Records for the exercise section start
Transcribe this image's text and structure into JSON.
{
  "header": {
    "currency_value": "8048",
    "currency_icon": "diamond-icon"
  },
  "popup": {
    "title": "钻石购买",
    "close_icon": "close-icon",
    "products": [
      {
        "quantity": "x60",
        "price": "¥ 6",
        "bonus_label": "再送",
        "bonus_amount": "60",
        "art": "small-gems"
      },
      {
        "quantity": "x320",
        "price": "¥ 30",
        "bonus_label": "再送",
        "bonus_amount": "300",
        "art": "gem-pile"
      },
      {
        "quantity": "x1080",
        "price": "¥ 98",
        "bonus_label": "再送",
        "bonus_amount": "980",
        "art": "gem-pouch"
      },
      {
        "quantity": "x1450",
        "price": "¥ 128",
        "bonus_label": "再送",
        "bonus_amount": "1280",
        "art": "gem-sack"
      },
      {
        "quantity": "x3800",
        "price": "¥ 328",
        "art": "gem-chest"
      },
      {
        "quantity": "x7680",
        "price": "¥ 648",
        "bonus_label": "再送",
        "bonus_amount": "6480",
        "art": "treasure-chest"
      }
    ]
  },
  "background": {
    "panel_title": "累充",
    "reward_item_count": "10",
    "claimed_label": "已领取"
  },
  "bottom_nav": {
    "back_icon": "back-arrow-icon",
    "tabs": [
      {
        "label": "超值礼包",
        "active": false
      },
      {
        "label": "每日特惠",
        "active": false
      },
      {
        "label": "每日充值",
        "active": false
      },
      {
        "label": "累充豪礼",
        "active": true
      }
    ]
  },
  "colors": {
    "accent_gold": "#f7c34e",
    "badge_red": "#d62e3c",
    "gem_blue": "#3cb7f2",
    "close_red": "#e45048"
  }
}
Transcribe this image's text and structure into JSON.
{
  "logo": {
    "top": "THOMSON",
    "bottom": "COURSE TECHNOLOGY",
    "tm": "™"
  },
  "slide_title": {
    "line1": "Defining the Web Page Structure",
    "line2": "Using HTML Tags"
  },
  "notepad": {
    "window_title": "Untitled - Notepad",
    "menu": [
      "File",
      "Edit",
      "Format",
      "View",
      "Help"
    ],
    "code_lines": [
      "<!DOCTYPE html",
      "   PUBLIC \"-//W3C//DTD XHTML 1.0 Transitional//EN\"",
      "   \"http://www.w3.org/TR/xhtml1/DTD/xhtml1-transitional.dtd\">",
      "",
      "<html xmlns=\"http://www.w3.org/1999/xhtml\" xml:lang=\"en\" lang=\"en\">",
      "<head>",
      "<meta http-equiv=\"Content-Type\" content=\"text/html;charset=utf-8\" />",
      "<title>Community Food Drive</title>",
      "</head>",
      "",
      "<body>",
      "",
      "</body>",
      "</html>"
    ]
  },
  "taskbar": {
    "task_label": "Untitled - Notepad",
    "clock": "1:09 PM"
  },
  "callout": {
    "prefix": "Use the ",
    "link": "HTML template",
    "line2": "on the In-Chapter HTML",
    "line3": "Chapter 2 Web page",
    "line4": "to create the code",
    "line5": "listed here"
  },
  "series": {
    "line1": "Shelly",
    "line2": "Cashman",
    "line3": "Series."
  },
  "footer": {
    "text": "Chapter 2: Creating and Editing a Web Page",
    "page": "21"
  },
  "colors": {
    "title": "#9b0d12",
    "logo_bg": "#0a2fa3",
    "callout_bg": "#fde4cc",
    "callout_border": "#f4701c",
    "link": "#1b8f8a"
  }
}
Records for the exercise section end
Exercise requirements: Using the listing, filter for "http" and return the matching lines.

Result below:
      "   \"http://www.w3.org/TR/xhtml1/DTD/xhtml1-transitional.dtd\">",
      "<html xmlns=\"http://www.w3.org/1999/xhtml\" xml:lang=\"en\" lang=\"en\">",
      "<meta http-equiv=\"Content-Type\" content=\"text/html;charset=utf-8\" />",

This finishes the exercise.